ARS: Vote Hillary, 2016, was a contemporary take on Warhol’s Vote McGovern, 1972. When people think of Warhol, I think it is fair to say that for the most part they do not think of him as an ‘activist’ artist, although a great many things that he did might fall within that category today. Do you believe that all art, or at least all real art, is inherently a gesture of activism?
DK: Not really. Art is primarily self-expression which is a human need. So is politics. Combining them is some artists’ self-expression, mine for instance, but not all.
ARS: It has been written that Warhol’s work, like yours, depicts the politician in a sort of grotesque manner. But this doesn’t undermine the fact that both works are attractive. Vote Hillary is bright and poppy and for lack of better words cheerful. Do you believe that art owes a fidelity to something that attracts us? And moreover, do you think that activist art can be more successful if it maintains an aesthetic please without compromising its message?
DK: Form is the vehicle in which to deliver content. I think of the formal qualities of what I make as high level craft and form of seduction. That coupled with the social and political makes the kind of art that interests me enough to do it.
ARS: In recent weeks, your work OY/YO has quite literally been at the center of a movement, located in front of The Brooklyn Museum where thousands have gathered in recent months for protests (see image below). How does this work fit into the conversation? And if it does, is it in the way that you had foreseen/ intended?
DK: I have always thought of OY/YO in terms of community and communities. It speaks in many ways to so many different kinds of people. To have the piece be included in this out pouring of resilience, visibility, love and power at the Black Trans Lives Matters and Juneteenth rallies was overwhelmingly moving and thrilling. Since I couldn’t be there myself (at risk plus a broken toe) I felt like the best of me was there. It made me weep.
ARS: Let’s talk about licensing for a second. I think lots of people are under the impression that ‘art as activism’ and ‘art as merchandising’ are somehow inherently opposed to one and other. But that isn’t really accurate, is it? How do you reconcile the two, being an ‘activist artists’ and a proponent of licensing your work (if indeed you even feel the need to reconcile)? Perhaps this is a stretch, but might it be fair to say that licensing work is a form of ‘activism’ on the part of the artist in regards to safeguarding their craft and securing a livelihood?
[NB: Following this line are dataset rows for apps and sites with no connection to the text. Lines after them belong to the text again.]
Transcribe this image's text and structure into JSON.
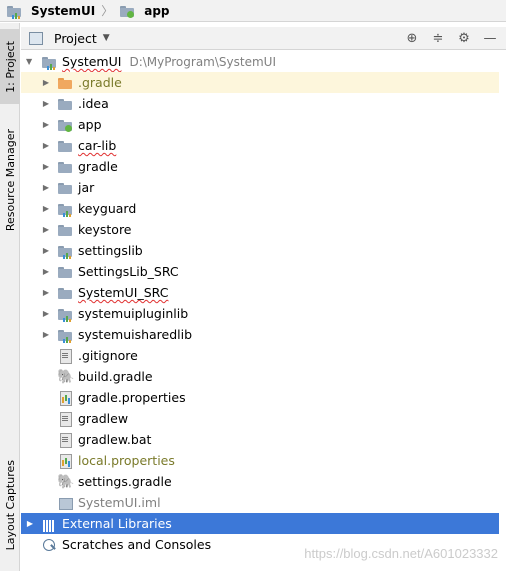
{
  "breadcrumb": [
    {
      "label": "SystemUI",
      "icon": "module-folder-icon"
    },
    {
      "label": "app",
      "icon": "folder-icon"
    }
  ],
  "stripe": {
    "tabs": [
      {
        "label": "1: Project",
        "active": true
      },
      {
        "label": "Resource Manager",
        "active": false
      },
      {
        "label": "Layout Captures",
        "active": false
      }
    ]
  },
  "panel": {
    "title": "Project",
    "dropdown_icon": "chevron-down-icon",
    "tools": [
      "locate-icon",
      "collapse-all-icon",
      "gear-icon",
      "minimize-icon"
    ]
  },
  "tree": {
    "root": {
      "label": "SystemUI",
      "path": "D:\\MyProgram\\SystemUI"
    },
    "items": [
      {
        "label": ".gradle",
        "icon": "folder-orange",
        "expandable": true,
        "style": "olive",
        "highlight": true
      },
      {
        "label": ".idea",
        "icon": "folder",
        "expandable": true
      },
      {
        "label": "app",
        "icon": "folder-green",
        "expandable": true
      },
      {
        "label": "car-lib",
        "icon": "folder",
        "expandable": true,
        "squiggle": true
      },
      {
        "label": "gradle",
        "icon": "folder",
        "expandable": true
      },
      {
        "label": "jar",
        "icon": "folder",
        "expandable": true
      },
      {
        "label": "keyguard",
        "icon": "folder-module",
        "expandable": true
      },
      {
        "label": "keystore",
        "icon": "folder",
        "expandable": true
      },
      {
        "label": "settingslib",
        "icon": "folder-module",
        "expandable": true
      },
      {
        "label": "SettingsLib_SRC",
        "icon": "folder",
        "expandable": true
      },
      {
        "label": "SystemUI_SRC",
        "icon": "folder",
        "expandable": true,
        "squiggle": true
      },
      {
        "label": "systemuipluginlib",
        "icon": "folder-module",
        "expandable": true
      },
      {
        "label": "systemuisharedlib",
        "icon": "folder-module",
        "expandable": true
      },
      {
        "label": ".gitignore",
        "icon": "file",
        "expandable": false
      },
      {
        "label": "build.gradle",
        "icon": "gradle",
        "expandable": false
      },
      {
        "label": "gradle.properties",
        "icon": "properties",
        "expandable": false
      },
      {
        "label": "gradlew",
        "icon": "file",
        "expandable": false
      },
      {
        "label": "gradlew.bat",
        "icon": "file",
        "expandable": false
      },
      {
        "label": "local.properties",
        "icon": "properties",
        "expandable": false,
        "style": "olive"
      },
      {
        "label": "settings.gradle",
        "icon": "gradle",
        "expandable": false
      },
      {
        "label": "SystemUI.iml",
        "icon": "iml",
        "expandable": false,
        "style": "gray"
      }
    ],
    "external_libraries": "External Libraries",
    "scratches": "Scratches and Consoles"
  },
  "watermark": "https://blog.csdn.net/A601023332",
  "colors": {
    "selection": "#3c78d8",
    "highlight": "#fdf6dc",
    "olive_text": "#7a7a2a"
  }
}
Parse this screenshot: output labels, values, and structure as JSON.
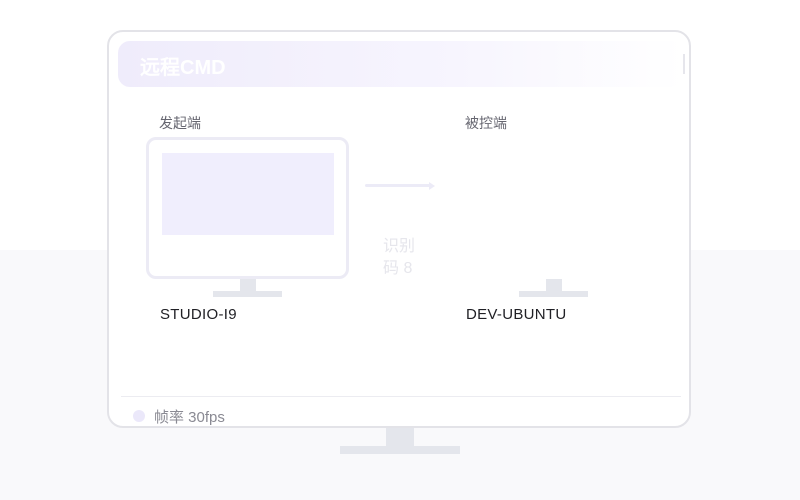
{
  "window": {
    "title": "远程CMD"
  },
  "initiator": {
    "label": "发起端",
    "device_name": "STUDIO-I9"
  },
  "controlled": {
    "label": "被控端",
    "device_name": "DEV-UBUNTU"
  },
  "connection": {
    "code_text": "识别码 8"
  },
  "status": {
    "frame_rate_text": "帧率 30fps"
  },
  "colors": {
    "accent_light": "#efecfb",
    "screen_fill": "#f0eefd",
    "border": "#e3e3e8",
    "stand": "#e4e6ec",
    "text_dark": "#202025",
    "text_muted": "#8a8a93"
  }
}
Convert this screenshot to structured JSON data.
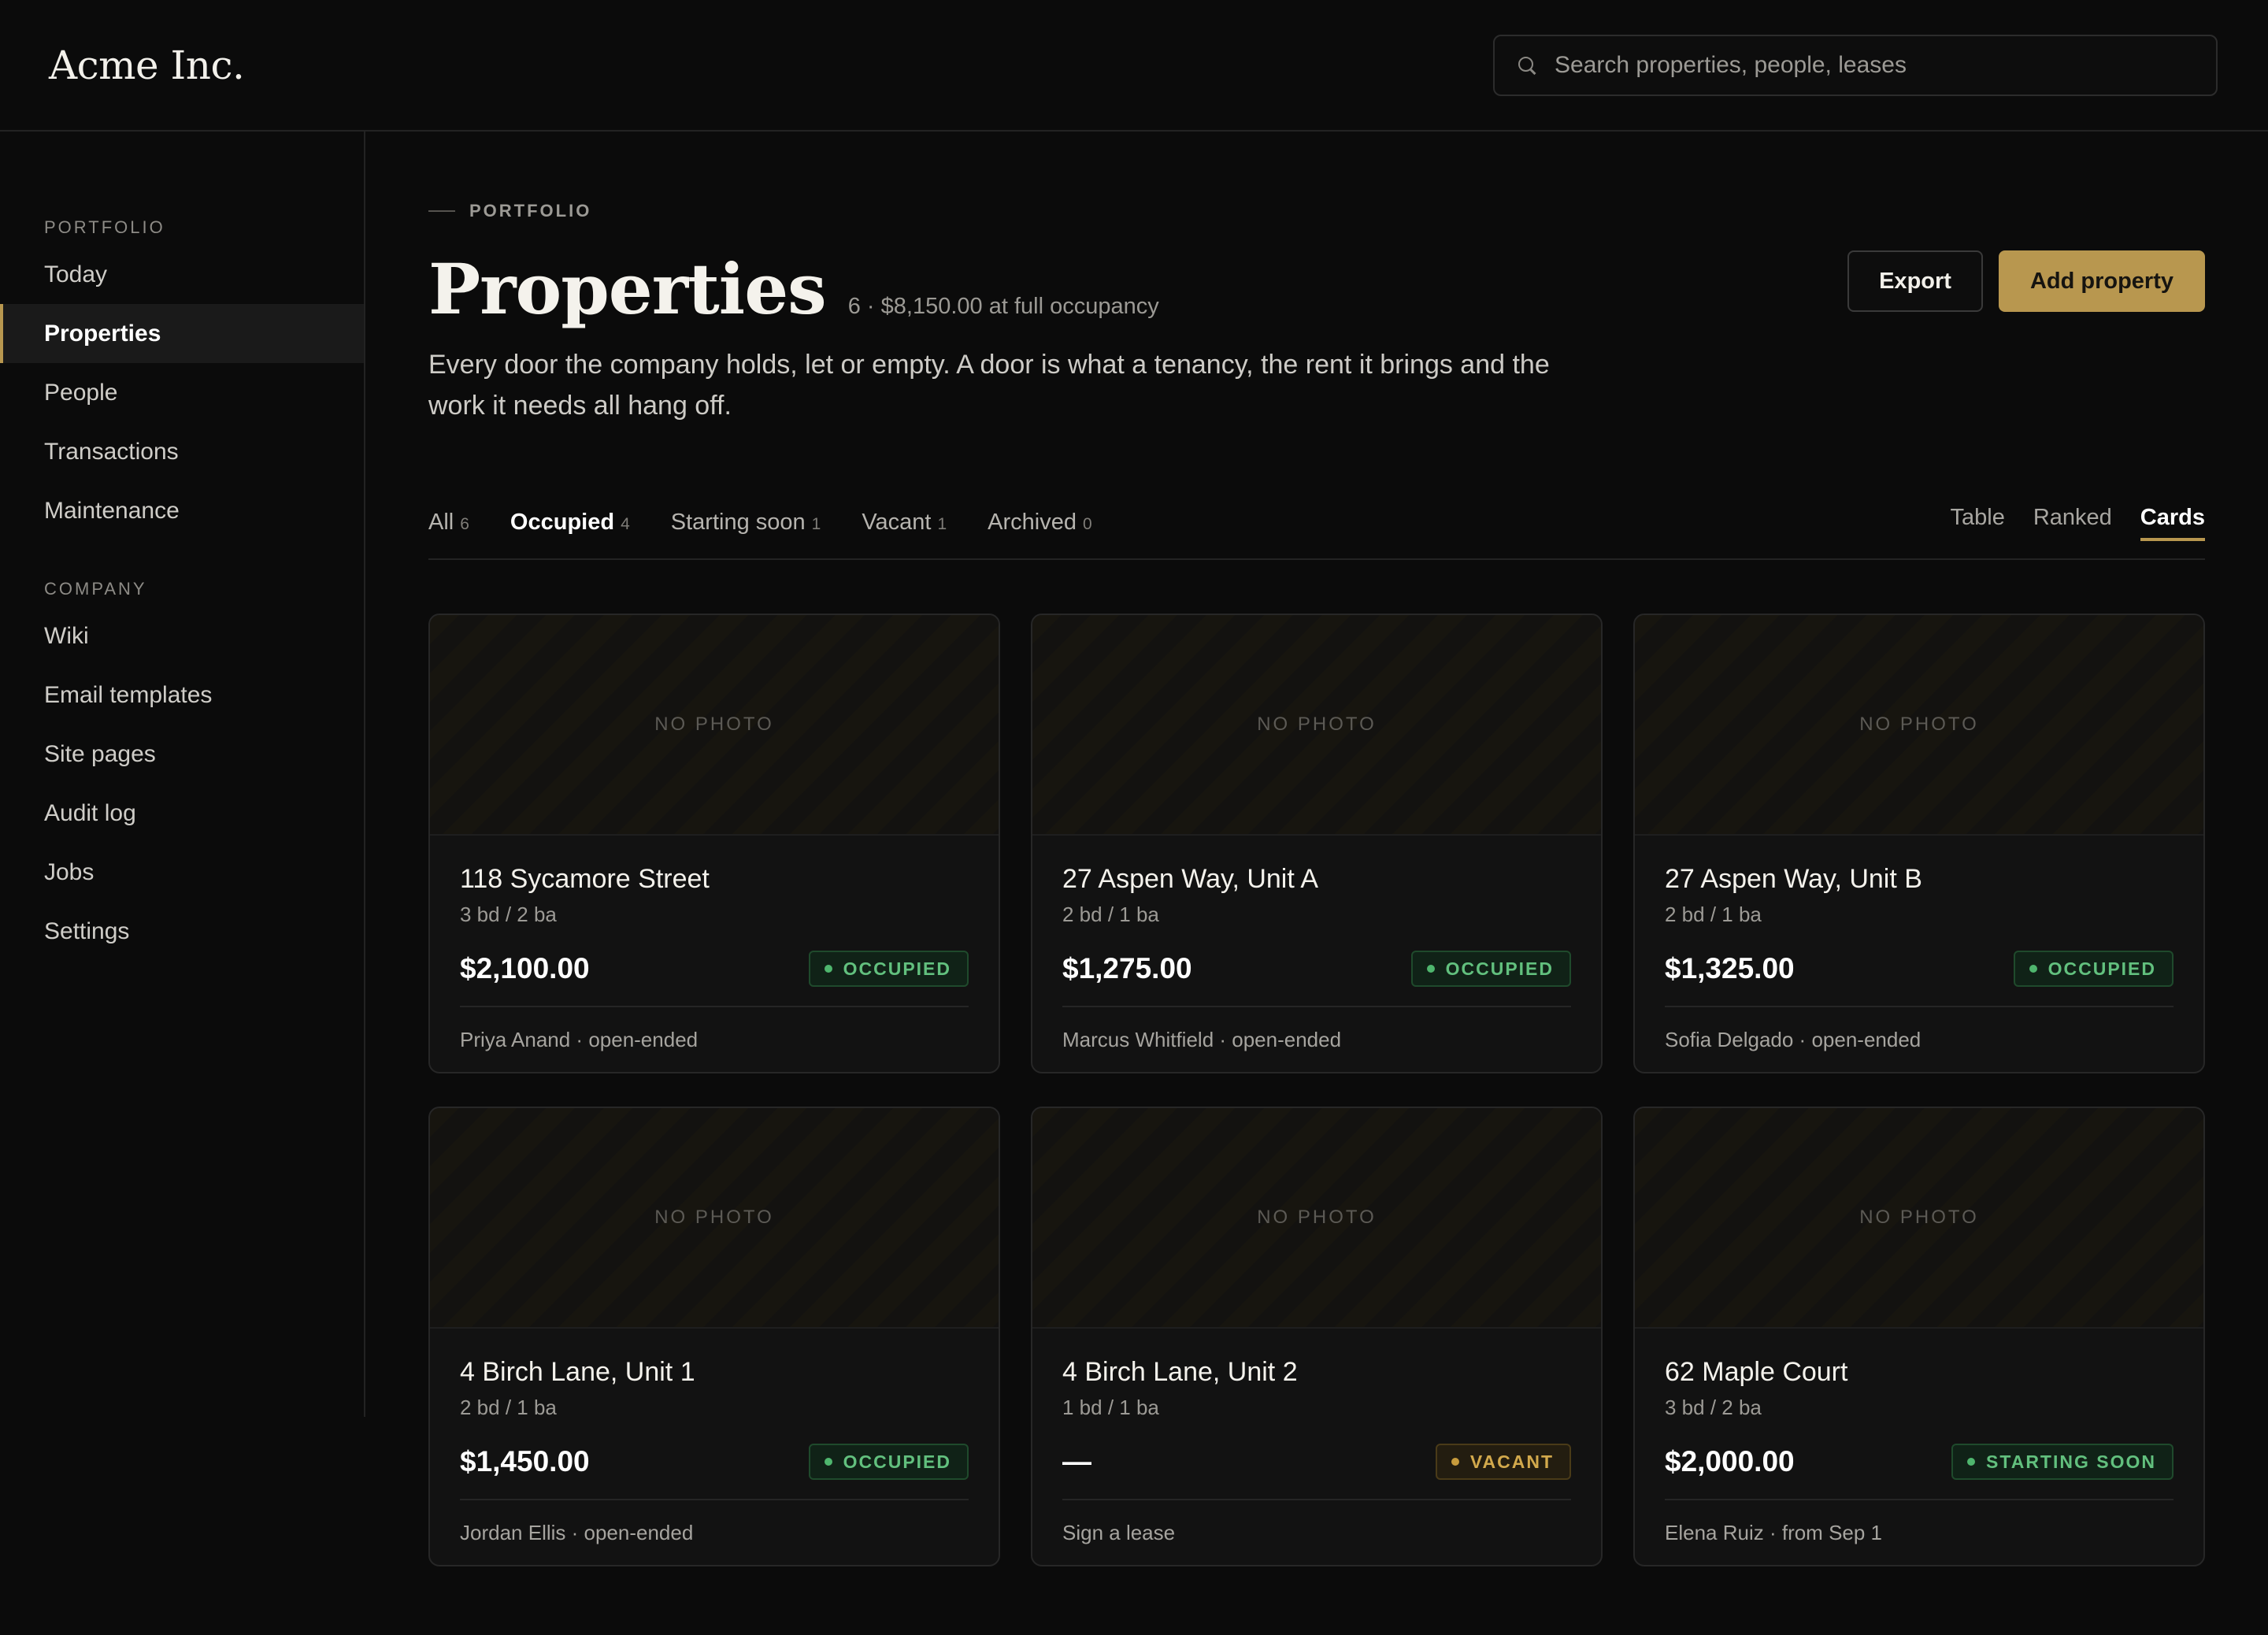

DK: Licensing work for consumer items might be considered a form of activism if activism is inherent in the work. If you have something to say, it’s another way to get the word out. That’s why political campaigns have merch. That is why every campaign now has a store attached on its website. I sleep in Stacey Abrams, Elizabeth Warren, Kamala Harris tee shirts. I have endless Hillary tees and merch. But just to be clear, I have made barely any money from licensing. I aspire to a revenue stream from merch. To quote one of my sheroes, Barbara Kruger: You make history when you do business.
ARS: OY/YO has been used for merchandising on multiple occasions What does merchandising your work mean to you? What do you think the benefits of merchandising one’s work can be? When it comes to activist art in particular, do you think it helps to disseminate a message?
DK: Not everyone cares about art or thinks about it. But everyone needs a coffee cup or a tee shirt. The democratizing effect of merchandising isn’t of interest to everybody but it is to me. It is a great way to disseminate content. Not many people can afford art, but they can afford a keychain. And how much do I love to see a baby in an OY/YO onesie?